(Dataset rows describing interfaces)
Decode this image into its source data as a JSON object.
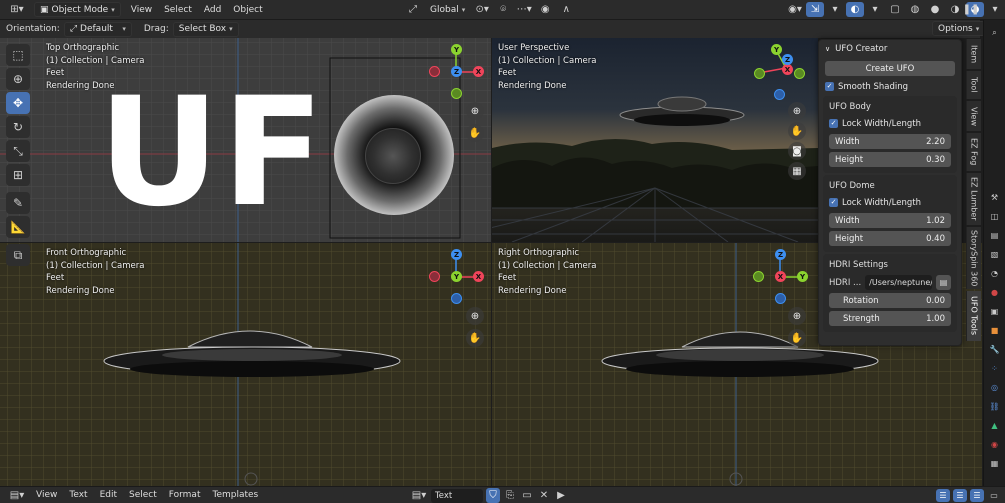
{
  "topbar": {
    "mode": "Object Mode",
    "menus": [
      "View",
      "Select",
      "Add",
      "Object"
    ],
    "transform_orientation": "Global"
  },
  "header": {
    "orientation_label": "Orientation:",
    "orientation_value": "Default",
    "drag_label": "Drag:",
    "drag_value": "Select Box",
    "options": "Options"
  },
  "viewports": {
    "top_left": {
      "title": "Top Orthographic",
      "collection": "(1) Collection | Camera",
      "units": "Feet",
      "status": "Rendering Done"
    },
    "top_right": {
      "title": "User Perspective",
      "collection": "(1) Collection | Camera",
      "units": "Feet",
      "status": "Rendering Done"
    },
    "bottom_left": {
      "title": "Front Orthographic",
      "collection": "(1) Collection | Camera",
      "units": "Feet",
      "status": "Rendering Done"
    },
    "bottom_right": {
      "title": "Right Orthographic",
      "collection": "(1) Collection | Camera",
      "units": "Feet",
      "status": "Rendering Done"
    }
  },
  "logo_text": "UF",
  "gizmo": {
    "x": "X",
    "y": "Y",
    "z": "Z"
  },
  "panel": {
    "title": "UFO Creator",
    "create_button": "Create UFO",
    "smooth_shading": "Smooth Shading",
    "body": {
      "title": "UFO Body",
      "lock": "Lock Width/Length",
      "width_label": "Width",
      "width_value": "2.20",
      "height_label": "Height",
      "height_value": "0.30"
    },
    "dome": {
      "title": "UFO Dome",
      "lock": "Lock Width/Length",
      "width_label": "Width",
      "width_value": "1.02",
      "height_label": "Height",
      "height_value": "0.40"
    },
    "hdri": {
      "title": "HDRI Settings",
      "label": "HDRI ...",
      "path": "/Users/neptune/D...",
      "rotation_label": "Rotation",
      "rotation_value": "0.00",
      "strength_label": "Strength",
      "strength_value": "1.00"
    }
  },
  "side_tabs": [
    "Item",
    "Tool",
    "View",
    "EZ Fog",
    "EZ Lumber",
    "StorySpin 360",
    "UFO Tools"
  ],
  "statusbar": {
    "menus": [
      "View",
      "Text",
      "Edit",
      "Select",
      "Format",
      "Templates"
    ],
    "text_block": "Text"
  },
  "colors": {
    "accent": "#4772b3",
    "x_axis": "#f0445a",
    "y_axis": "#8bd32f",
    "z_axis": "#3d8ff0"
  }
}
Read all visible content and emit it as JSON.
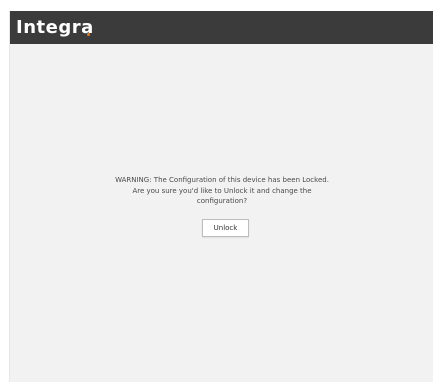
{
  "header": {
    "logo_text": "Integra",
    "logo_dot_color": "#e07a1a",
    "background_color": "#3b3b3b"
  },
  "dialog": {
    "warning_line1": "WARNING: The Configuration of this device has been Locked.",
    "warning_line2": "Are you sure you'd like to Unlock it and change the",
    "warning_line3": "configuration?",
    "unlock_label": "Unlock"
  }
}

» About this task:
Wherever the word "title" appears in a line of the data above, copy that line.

» Result:
      "title": "Top Orthographic",
      "title": "User Perspective",
      "title": "Front Orthographic",
      "title": "Right Orthographic",
    "title": "UFO Creator",
      "title": "UFO Body",
      "title": "UFO Dome",
      "title": "HDRI Settings",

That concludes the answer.